Set out each line from the following listing that includes the word "title".

___ MATERIAL FOR THE TASK

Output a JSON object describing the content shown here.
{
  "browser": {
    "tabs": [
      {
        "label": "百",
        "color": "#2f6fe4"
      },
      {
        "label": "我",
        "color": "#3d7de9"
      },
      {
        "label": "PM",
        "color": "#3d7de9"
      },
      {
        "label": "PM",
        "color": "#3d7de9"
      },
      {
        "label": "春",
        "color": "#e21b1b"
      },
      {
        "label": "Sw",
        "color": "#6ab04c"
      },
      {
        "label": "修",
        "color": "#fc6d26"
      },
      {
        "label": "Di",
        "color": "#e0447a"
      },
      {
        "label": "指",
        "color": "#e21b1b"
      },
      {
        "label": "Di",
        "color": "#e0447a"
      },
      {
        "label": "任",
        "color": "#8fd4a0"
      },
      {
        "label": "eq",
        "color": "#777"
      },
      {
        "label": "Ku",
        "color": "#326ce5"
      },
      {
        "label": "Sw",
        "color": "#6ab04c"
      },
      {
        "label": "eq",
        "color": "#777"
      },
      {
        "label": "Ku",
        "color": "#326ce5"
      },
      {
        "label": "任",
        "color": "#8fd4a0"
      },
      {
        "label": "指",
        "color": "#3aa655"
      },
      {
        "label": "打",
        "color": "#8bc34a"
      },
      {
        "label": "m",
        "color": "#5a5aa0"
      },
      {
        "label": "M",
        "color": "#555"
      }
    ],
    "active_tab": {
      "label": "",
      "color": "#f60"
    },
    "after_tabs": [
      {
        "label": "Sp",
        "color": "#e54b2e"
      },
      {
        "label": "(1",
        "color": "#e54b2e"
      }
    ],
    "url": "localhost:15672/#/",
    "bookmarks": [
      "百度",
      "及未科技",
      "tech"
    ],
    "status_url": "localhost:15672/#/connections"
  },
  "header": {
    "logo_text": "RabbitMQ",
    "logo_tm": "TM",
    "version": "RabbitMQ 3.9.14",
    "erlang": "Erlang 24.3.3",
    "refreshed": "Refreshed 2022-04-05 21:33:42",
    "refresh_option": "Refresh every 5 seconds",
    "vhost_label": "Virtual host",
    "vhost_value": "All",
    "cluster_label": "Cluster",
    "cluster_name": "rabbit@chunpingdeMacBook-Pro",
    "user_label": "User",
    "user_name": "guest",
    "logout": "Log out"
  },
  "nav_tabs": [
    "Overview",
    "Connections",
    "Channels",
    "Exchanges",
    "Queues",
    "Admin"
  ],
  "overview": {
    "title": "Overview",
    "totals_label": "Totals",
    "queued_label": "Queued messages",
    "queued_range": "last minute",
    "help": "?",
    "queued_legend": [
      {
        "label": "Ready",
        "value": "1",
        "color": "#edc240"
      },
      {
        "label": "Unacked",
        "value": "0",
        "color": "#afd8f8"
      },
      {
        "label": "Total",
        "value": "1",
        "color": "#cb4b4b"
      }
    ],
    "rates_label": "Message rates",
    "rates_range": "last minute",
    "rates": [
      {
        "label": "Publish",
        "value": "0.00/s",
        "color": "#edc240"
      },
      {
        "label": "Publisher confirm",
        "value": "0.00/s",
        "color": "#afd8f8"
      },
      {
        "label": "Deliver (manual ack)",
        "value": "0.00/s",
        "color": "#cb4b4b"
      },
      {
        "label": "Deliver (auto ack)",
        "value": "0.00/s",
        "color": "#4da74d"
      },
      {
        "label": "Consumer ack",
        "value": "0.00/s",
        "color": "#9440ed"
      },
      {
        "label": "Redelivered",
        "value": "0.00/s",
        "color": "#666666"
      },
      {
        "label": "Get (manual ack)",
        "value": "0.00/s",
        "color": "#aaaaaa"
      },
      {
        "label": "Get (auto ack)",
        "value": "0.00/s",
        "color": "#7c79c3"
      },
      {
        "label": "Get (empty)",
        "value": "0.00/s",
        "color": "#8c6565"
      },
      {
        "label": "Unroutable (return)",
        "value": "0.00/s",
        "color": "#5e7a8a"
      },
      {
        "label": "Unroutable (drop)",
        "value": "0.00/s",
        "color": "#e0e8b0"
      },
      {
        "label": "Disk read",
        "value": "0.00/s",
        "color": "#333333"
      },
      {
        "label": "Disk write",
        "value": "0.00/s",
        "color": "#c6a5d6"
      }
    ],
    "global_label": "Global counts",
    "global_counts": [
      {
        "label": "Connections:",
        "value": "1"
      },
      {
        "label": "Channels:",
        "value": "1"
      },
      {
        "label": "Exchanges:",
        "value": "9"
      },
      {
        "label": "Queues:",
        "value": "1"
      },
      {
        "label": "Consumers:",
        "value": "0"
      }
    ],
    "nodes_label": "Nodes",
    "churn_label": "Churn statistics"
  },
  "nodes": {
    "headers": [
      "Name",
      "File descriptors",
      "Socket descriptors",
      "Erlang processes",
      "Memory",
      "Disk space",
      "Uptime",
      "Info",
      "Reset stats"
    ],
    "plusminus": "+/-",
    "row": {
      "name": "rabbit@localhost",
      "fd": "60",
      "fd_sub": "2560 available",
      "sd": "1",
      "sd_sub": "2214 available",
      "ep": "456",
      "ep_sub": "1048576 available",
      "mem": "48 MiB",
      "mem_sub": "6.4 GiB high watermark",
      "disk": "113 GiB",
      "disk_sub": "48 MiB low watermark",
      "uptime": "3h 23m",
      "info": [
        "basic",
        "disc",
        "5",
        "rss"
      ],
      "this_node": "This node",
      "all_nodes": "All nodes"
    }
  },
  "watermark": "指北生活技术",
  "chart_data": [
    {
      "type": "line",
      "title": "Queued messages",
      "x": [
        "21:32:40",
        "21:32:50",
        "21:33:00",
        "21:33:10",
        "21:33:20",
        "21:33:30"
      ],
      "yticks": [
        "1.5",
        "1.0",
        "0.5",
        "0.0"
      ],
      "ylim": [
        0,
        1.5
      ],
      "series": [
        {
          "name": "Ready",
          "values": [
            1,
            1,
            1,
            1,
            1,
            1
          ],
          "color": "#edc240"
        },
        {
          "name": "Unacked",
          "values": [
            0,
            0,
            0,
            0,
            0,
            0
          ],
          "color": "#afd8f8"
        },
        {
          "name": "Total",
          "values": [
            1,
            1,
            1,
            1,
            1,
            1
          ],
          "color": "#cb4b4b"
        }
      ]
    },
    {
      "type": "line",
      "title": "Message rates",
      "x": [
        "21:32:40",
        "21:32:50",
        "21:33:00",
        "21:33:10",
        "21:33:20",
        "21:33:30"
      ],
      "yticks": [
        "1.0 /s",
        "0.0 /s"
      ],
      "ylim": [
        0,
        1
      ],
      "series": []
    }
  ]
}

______

**REPLY TO THE EXERCISE**
    "title": "Overview",
      "title": "Queued messages",
      "title": "Message rates",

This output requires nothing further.